Quick question: are normally-open contactors (which I assume are simply high breaking capacity relays) virtually safe from failing closed?
I want to cut off a 400V 3-phase supply using an emergency stop, and I have 2 options:
- Use a 3-pole emergency stop, and wire the three phases to that button. I don't like the idea of 400V being so close to the user's hands.
- Wire the contacts of a 3-pole normally-open contactor on the supply line, and wire the emergency stop on the 230V coil.
Three phase is used for heating, not for a giant chainsaw, but the emergency button should still do its job should it be pressed. So is option 2 commonly accepted, and safe enough for an end product? Any norms stating this on which I could rely?
Edit implementing the answer
I am quite keen on the idea of forcing the user to fix a failure in the redundant system, but I'm trying to limit the number of components as well. Is this a good comromise? I found this contactor, which has 1NC and 1NO auxiliary contacts that we can use.
Since the current in the coils is already very small compared to the switches capability, I made them single pole, if that is acceptable.

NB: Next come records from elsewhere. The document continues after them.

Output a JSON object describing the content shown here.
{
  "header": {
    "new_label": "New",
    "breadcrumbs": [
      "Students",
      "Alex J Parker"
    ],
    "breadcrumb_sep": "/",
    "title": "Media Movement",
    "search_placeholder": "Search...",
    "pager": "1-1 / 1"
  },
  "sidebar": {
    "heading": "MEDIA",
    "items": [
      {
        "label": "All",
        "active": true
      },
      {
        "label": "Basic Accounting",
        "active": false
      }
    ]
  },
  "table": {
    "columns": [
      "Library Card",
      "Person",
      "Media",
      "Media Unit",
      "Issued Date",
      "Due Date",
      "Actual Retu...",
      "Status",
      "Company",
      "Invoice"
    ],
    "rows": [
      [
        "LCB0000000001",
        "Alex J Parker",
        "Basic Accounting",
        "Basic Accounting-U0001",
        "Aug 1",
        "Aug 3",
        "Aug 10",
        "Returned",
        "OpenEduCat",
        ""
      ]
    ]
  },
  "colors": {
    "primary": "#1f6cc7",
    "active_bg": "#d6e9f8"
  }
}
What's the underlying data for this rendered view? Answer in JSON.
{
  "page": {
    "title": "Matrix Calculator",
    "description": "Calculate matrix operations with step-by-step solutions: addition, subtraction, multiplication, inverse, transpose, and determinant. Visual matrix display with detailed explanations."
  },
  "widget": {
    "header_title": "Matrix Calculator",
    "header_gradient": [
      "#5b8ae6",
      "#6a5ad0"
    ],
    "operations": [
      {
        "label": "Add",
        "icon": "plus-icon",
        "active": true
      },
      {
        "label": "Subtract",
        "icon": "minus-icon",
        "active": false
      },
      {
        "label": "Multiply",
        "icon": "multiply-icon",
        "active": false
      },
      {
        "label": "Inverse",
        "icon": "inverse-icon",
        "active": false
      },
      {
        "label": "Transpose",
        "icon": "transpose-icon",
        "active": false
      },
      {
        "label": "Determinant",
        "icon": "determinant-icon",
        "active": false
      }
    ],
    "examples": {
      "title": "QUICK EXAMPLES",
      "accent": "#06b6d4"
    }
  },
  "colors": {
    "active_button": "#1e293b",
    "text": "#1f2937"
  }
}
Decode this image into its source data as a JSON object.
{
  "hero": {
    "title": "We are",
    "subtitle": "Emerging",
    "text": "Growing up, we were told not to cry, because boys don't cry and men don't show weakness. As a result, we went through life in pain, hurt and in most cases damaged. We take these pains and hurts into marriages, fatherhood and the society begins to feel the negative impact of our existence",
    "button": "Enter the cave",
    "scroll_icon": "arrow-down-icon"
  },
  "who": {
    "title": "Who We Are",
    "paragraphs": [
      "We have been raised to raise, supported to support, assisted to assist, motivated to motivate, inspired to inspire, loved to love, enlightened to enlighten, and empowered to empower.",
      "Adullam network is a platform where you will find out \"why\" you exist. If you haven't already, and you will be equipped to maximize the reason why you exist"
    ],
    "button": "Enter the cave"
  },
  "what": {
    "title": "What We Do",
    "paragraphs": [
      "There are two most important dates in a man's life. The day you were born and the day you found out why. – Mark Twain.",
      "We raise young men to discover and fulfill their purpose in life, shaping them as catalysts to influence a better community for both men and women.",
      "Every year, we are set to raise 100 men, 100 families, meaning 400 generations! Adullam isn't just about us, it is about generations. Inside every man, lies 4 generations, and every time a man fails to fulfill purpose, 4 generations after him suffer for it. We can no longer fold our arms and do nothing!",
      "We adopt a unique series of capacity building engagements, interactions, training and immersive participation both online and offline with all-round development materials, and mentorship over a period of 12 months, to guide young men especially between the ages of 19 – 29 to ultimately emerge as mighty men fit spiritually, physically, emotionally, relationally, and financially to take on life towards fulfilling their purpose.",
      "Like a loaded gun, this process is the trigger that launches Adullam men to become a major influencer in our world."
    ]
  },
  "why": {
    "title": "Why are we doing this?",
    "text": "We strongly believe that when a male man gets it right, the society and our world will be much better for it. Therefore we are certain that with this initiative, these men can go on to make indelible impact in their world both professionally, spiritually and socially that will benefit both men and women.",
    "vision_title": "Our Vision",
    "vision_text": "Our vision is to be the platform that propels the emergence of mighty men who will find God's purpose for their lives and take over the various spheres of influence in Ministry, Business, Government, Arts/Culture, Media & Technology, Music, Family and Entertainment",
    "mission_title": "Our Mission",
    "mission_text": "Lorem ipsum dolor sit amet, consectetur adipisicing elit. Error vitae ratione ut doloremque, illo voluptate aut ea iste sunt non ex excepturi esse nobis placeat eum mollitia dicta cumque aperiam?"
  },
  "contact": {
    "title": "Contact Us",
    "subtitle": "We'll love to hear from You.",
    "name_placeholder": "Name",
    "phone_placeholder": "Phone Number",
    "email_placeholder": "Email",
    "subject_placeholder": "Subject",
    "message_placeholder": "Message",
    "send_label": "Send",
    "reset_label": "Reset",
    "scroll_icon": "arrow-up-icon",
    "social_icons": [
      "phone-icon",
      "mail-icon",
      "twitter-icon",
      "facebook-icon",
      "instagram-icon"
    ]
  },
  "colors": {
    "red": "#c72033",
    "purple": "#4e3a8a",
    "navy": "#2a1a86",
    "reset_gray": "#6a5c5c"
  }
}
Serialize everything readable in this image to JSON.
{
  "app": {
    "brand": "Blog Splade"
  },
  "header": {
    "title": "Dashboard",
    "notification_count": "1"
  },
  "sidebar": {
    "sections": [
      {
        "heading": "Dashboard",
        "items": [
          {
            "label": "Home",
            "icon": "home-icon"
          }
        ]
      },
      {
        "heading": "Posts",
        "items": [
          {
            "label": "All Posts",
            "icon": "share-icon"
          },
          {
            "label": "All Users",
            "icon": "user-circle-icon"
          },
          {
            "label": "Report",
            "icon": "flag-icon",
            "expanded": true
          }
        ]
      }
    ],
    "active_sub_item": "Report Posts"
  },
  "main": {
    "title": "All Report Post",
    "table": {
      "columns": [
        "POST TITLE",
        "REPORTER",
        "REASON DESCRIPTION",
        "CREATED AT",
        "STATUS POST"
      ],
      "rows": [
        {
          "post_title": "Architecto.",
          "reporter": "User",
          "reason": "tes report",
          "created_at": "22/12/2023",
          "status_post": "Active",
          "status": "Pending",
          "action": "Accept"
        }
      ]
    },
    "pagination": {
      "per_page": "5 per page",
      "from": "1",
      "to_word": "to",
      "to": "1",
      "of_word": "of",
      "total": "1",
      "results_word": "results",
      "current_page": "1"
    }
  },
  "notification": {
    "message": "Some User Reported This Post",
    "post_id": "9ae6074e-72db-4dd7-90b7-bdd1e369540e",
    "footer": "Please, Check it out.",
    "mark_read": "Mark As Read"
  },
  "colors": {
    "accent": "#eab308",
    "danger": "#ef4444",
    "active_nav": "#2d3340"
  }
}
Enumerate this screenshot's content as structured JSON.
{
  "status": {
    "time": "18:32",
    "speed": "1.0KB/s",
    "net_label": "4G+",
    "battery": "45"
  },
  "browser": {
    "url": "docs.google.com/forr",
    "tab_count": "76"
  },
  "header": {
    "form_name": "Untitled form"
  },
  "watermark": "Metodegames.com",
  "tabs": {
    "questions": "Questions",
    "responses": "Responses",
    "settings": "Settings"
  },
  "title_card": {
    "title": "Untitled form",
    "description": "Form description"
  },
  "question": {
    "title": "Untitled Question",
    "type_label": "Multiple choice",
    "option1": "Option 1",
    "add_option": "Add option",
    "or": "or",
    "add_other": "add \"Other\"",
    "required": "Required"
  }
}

In particular, I'm not sure whether there is a possibility that the auxiliary contacts do not follow the main contacts (meaning the main contacts may fail closed or welded without the auxiliary contacts staying open when normally closed), could you confirm?